Inspired by that volunteer work, and with more flexibility after her youngest daughter started high school, Maricela began to hesitantly think about a life beyond Capt. Benny’s and the survival mode in which she’d lived for more than two decades. She enrolled in high school equivalency classes at Austin Community College and, after completing that program in 2016, began coursework in criminal justice. In 2020, in the midst of the pandemic, she earned her associate’s degree working from her kitchen table. “I felt that if I could be in the criminal justice system, that I could make a difference because those kids and I, we can relate. I feel that I could have the compassion to work with them and guide them, which is something that I always longed for when Christian was involved in the juvenile system.”
At Maricela’s home, the quiet nights are disturbed only by cicadas, barking dogs, and the sound of motorcycles revving up and down I-35. Her plans to work in the criminal justice system have been postponed by the pandemic, and today she works as an enrollment specialist for ACC’s adult education division at the school’s Eastview Campus—just across the street from Booker T. “Some days it’s harder than others,” she said, to drive through the old neighborhood on her morning commute. Although she isn’t working professionally in criminal justice, she recently began sharing her story again in a victim impact class required for young offenders in the Williamson County juvenile system.

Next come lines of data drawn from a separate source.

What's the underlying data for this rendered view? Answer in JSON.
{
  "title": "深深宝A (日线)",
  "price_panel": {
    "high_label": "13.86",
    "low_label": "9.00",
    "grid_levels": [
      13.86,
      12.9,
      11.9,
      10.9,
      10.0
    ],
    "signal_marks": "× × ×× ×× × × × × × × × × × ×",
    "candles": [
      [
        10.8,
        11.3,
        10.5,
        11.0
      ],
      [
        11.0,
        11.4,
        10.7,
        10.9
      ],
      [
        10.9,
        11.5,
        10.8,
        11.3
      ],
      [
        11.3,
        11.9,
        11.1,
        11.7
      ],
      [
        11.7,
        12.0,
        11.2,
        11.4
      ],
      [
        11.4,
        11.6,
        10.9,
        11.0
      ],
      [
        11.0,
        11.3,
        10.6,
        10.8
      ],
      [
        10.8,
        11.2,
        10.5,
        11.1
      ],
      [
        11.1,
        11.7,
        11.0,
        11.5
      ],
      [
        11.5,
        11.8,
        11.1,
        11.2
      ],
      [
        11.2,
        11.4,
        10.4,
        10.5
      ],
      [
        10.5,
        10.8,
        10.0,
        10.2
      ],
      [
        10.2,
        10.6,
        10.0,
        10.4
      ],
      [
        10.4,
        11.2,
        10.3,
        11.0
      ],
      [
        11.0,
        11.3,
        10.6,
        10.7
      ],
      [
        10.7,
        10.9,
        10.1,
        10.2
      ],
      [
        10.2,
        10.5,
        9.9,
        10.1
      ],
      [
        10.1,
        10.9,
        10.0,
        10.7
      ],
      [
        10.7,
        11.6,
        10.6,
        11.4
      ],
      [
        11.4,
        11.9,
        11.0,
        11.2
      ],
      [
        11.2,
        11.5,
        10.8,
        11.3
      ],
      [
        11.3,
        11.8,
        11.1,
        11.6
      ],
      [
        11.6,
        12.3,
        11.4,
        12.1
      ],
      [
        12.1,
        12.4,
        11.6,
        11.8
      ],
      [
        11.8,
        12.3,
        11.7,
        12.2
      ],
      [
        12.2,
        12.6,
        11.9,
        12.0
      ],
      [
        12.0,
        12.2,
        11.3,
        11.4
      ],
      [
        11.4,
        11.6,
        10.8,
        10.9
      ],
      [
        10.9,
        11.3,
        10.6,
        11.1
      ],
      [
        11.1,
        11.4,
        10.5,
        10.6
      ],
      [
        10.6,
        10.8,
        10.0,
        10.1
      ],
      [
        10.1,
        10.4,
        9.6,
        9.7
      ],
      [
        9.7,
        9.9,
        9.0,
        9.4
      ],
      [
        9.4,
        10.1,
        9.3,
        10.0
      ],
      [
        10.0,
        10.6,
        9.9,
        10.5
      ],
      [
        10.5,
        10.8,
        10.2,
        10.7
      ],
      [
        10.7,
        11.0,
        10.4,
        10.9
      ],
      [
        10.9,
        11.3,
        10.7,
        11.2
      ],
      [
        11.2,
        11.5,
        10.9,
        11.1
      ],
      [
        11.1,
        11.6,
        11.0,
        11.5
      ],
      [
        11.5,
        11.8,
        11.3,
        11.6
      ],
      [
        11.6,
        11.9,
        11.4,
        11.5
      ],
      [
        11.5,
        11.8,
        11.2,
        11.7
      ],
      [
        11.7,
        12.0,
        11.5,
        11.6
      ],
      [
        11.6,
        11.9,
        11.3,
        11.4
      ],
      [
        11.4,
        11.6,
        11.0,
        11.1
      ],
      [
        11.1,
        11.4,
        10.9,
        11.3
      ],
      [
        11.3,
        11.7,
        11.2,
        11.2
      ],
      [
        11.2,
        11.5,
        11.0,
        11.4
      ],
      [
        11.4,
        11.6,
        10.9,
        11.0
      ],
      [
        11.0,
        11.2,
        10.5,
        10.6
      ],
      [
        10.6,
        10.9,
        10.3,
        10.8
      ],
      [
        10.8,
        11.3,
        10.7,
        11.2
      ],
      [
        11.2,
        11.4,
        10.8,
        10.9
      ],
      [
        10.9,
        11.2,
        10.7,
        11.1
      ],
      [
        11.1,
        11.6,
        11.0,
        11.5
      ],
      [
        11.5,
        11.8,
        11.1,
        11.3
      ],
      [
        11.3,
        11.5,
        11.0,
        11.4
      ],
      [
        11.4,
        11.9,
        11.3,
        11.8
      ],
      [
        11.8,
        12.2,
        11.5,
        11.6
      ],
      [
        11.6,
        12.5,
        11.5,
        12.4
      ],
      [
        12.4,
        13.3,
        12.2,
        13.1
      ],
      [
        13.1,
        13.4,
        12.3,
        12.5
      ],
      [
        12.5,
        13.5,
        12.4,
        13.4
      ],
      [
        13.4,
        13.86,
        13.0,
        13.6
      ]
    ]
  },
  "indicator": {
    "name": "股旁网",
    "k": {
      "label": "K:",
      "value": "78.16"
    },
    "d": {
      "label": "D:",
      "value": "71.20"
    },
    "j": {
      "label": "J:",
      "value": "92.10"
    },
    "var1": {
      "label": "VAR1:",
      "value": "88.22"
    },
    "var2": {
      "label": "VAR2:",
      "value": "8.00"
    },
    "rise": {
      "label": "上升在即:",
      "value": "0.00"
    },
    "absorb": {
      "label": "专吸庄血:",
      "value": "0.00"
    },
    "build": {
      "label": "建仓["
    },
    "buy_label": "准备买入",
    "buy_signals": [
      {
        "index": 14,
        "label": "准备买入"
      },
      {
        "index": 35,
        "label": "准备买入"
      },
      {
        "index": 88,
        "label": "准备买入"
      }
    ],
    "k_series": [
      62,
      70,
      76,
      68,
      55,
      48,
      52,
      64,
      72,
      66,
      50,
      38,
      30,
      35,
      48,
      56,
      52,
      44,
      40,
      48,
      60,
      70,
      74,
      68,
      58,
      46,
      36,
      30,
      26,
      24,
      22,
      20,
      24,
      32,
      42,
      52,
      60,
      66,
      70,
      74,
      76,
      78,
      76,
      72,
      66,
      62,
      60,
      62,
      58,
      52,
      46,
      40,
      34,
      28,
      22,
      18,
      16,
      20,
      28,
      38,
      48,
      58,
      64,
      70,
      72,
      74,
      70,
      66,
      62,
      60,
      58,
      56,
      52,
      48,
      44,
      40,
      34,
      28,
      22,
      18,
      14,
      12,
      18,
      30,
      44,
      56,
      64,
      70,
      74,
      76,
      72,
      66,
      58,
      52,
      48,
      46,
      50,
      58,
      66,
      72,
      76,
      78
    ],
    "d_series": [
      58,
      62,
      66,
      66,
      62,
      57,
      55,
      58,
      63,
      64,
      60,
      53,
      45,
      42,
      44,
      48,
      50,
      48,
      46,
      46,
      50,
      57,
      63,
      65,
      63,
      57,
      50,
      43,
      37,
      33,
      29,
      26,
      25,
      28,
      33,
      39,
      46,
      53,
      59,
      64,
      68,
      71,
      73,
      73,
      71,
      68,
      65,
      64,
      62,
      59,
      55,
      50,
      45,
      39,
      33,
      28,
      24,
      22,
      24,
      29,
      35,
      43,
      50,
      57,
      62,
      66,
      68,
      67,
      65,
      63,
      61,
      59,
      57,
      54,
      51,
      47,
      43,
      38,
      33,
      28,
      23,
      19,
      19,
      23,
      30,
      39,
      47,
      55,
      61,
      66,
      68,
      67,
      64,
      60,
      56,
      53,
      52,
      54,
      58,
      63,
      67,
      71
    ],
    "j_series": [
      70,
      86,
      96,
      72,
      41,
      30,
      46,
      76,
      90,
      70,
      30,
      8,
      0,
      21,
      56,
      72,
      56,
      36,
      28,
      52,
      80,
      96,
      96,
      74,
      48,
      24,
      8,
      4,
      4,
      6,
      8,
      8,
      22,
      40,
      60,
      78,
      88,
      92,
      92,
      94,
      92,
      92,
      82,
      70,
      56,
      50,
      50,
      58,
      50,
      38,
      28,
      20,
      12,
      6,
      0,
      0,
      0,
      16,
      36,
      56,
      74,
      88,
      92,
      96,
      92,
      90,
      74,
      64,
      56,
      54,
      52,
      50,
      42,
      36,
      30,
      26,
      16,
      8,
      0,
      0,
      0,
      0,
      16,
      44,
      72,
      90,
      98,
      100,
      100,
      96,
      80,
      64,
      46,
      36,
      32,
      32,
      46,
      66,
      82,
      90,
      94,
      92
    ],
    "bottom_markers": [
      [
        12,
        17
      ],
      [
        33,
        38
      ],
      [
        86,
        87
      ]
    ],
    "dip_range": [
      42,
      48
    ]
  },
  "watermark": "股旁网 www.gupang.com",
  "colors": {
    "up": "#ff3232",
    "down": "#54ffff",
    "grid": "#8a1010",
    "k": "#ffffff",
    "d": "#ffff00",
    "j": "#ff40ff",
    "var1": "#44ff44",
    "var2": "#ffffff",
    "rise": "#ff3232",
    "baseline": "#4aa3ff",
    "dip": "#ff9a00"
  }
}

Her face has aged, and the involuntary twitch of her left eye evinces the years of trauma she has endured. But her smile and explosive laugh haven’t faded, and her faith in God and hope for the future remain undiminished. While it’s impossible to know where Maricela would be today if Christian were still alive, it’s clear that his death served as a catalyst. “It had a big impact on my life, and it caused a positive change,” she said. “He loved me so much . . . He never wanted to cause pain to me, so I try not to get sad. And that’s why I wanted to turn losing Christian into something positive.”
Jeffrey McWhorter is a photojournalist and videographer who lives in Dallas.
This article originally appeared in the April 2022 issue of Texas Monthly with the headline “The Boy From Booker T.” Subscribe today.